- **PROBLEM TO SOLVE**
For the data below, please report each line where the word "subtitle" is found.

- **DATA LISTING**
************
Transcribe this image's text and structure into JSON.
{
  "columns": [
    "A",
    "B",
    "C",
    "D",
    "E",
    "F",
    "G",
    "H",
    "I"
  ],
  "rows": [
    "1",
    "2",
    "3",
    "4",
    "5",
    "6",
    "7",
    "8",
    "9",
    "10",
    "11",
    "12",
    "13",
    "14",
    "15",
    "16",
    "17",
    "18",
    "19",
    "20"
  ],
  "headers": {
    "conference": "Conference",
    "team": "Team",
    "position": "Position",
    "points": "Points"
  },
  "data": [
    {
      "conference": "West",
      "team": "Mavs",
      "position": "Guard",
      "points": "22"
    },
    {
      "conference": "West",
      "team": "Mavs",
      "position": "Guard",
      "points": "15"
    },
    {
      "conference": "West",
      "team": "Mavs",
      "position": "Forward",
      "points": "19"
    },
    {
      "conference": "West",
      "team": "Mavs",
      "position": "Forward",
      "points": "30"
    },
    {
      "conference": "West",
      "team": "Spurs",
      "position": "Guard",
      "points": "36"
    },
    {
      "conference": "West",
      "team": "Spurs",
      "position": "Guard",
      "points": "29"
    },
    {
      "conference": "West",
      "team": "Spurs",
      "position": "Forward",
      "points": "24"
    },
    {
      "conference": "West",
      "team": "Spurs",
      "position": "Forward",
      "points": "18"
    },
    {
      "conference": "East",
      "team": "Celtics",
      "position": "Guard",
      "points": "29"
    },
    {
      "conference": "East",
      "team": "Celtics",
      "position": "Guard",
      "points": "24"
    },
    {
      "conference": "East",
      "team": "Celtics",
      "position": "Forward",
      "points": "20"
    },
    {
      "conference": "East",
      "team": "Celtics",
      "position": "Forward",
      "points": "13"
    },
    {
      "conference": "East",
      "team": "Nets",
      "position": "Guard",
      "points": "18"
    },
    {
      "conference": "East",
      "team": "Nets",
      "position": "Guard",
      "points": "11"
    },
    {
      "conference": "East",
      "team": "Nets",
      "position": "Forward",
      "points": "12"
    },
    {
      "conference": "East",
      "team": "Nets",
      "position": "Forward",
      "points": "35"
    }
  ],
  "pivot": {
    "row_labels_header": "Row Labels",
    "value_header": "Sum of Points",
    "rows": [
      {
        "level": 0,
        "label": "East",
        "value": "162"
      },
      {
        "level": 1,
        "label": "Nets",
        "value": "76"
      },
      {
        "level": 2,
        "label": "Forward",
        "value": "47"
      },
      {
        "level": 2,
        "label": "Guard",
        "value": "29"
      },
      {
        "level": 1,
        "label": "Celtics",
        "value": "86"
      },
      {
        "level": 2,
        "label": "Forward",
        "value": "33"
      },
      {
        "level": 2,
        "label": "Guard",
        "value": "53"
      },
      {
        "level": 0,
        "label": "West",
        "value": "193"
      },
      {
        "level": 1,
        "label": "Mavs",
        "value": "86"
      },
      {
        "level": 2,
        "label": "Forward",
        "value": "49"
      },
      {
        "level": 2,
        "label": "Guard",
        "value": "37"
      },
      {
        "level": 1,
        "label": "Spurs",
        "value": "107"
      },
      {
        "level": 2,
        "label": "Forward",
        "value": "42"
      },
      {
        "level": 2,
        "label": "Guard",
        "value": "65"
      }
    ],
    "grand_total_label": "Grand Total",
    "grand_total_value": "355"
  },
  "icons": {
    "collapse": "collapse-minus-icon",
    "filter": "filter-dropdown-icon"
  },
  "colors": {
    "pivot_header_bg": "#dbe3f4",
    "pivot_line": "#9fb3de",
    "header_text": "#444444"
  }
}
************
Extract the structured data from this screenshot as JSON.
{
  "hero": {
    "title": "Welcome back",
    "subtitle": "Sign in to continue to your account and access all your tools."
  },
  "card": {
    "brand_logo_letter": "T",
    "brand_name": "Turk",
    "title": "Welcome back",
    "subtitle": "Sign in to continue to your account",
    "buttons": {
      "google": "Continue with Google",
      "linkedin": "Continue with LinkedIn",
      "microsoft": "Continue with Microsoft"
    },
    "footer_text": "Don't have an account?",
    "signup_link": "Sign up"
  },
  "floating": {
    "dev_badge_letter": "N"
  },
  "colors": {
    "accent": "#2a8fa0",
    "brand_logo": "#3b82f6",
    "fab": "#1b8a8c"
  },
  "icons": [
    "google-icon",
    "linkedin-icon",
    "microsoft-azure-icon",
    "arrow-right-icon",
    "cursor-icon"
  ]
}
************
- **ANSWER TO THIS PROBLEM**
    "subtitle": "Sign in to continue to your account and access all your tools."
    "subtitle": "Sign in to continue to your account",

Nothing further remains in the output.